Some strenuous days I
wish to be standing
by the sharp edge of
the tallest, hardest,
most harrowing of
cliffs, with myriads
of silenced conifers,
thousands of muffled
trilobites and hundreds
of stegosaur vertebrae
encaged in the purest
chalk, whereon I would
listen to the gnashing
teeth of seas of beasts
tricked offshore by our
cunning Buddha, who,
based on his rambles,
is never reaching his
hand out to save me,
not if I leap off this
balcony, fast as a love,
into the whale-dark sea,
wishing I were Sơn Tinh to raise
   the tender earth to grab me in the fall.


Nguyen Binh is a writer from Hanoi, Vietnam. Their poetry has appeared in Puerto del Sol, The Common, and Euphony, and their verse translation of The Tale of Kiều has been slated for publication in 2025. Currently, Binh is a PhD student in astronomy at the University of Washington.

[Purchase Issue 27 here.] 


Related Posts

Anna and B donned silver ponchos, lost their hands in mitts the size of hams. They adjusted their hoods, shinier, fluffier versions of the tunnel-hoods popular on winter parkas in the 1970s (Anna had a navy blue one, orange inside, from Sears).

Museum Ice (Extended Dance Mix)

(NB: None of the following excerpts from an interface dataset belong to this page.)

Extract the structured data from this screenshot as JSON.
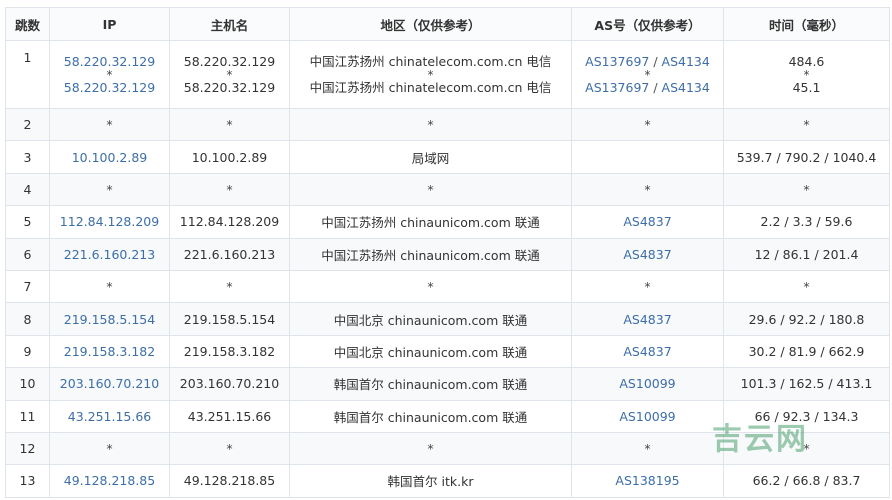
{
  "headers": {
    "hop": "跳数",
    "ip": "IP",
    "host": "主机名",
    "region": "地区（仅供参考）",
    "as": "AS号（仅供参考）",
    "time": "时间（毫秒）"
  },
  "separator": "*",
  "rows": [
    {
      "hop": "1",
      "ip_a": "58.220.32.129",
      "ip_b": "58.220.32.129",
      "host_a": "58.220.32.129",
      "host_b": "58.220.32.129",
      "region_a": "中国江苏扬州 chinatelecom.com.cn 电信",
      "region_b": "中国江苏扬州 chinatelecom.com.cn 电信",
      "as_a1": "AS137697",
      "as_a2": "AS4134",
      "as_b1": "AS137697",
      "as_b2": "AS4134",
      "time_a": "484.6",
      "time_b": "45.1"
    },
    {
      "hop": "2",
      "ip": "*",
      "host": "*",
      "region": "*",
      "as": "*",
      "time": "*"
    },
    {
      "hop": "3",
      "ip": "10.100.2.89",
      "host": "10.100.2.89",
      "region": "局域网",
      "as": "",
      "time": "539.7 / 790.2 / 1040.4"
    },
    {
      "hop": "4",
      "ip": "*",
      "host": "*",
      "region": "*",
      "as": "*",
      "time": "*"
    },
    {
      "hop": "5",
      "ip": "112.84.128.209",
      "host": "112.84.128.209",
      "region": "中国江苏扬州 chinaunicom.com 联通",
      "as": "AS4837",
      "time": "2.2 / 3.3 / 59.6"
    },
    {
      "hop": "6",
      "ip": "221.6.160.213",
      "host": "221.6.160.213",
      "region": "中国江苏扬州 chinaunicom.com 联通",
      "as": "AS4837",
      "time": "12 / 86.1 / 201.4"
    },
    {
      "hop": "7",
      "ip": "*",
      "host": "*",
      "region": "*",
      "as": "*",
      "time": "*"
    },
    {
      "hop": "8",
      "ip": "219.158.5.154",
      "host": "219.158.5.154",
      "region": "中国北京 chinaunicom.com 联通",
      "as": "AS4837",
      "time": "29.6 / 92.2 / 180.8"
    },
    {
      "hop": "9",
      "ip": "219.158.3.182",
      "host": "219.158.3.182",
      "region": "中国北京 chinaunicom.com 联通",
      "as": "AS4837",
      "time": "30.2 / 81.9 / 662.9"
    },
    {
      "hop": "10",
      "ip": "203.160.70.210",
      "host": "203.160.70.210",
      "region": "韩国首尔 chinaunicom.com 联通",
      "as": "AS10099",
      "time": "101.3 / 162.5 / 413.1"
    },
    {
      "hop": "11",
      "ip": "43.251.15.66",
      "host": "43.251.15.66",
      "region": "韩国首尔 chinaunicom.com 联通",
      "as": "AS10099",
      "time": "66 / 92.3 / 134.3"
    },
    {
      "hop": "12",
      "ip": "*",
      "host": "*",
      "region": "*",
      "as": "*",
      "time": "*"
    },
    {
      "hop": "13",
      "ip": "49.128.218.85",
      "host": "49.128.218.85",
      "region": "韩国首尔 itk.kr",
      "as": "AS138195",
      "time": "66.2 / 66.8 / 83.7"
    }
  ],
  "watermark": "吉云网",
  "colors": {
    "link": "#3d6ea8",
    "border": "#dfe4ea",
    "stripe": "#f7f9fb",
    "watermark": "#4ca06e"
  }
}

B had turned thirteen that fall, ready to join Anna on a trip that was part research, part treat and adventure, the first time they had left the country together, alone. A few days in Rosario (a university lecture, an interview with a playwright), the long bus to Buenos Aires.

Image of a wooded mountain range with gray clouds in the sky and green grass below.


As a child, I watched horror movie after horror movie. An attempt to make myself brave or to make others think I was. And now, I fear I’m manipulative because how much can a person really change.

Headshot of author Jonë Zhitia.

Nadryw | Feeling Language

I never fled into exile, I was born into exile. My only home is the autobahn between Germany and Kosovo. Dissecting: Austria, Croatia, Serbia, Hungary, Montenegro—depending on which route you take. None of these countries is home to me.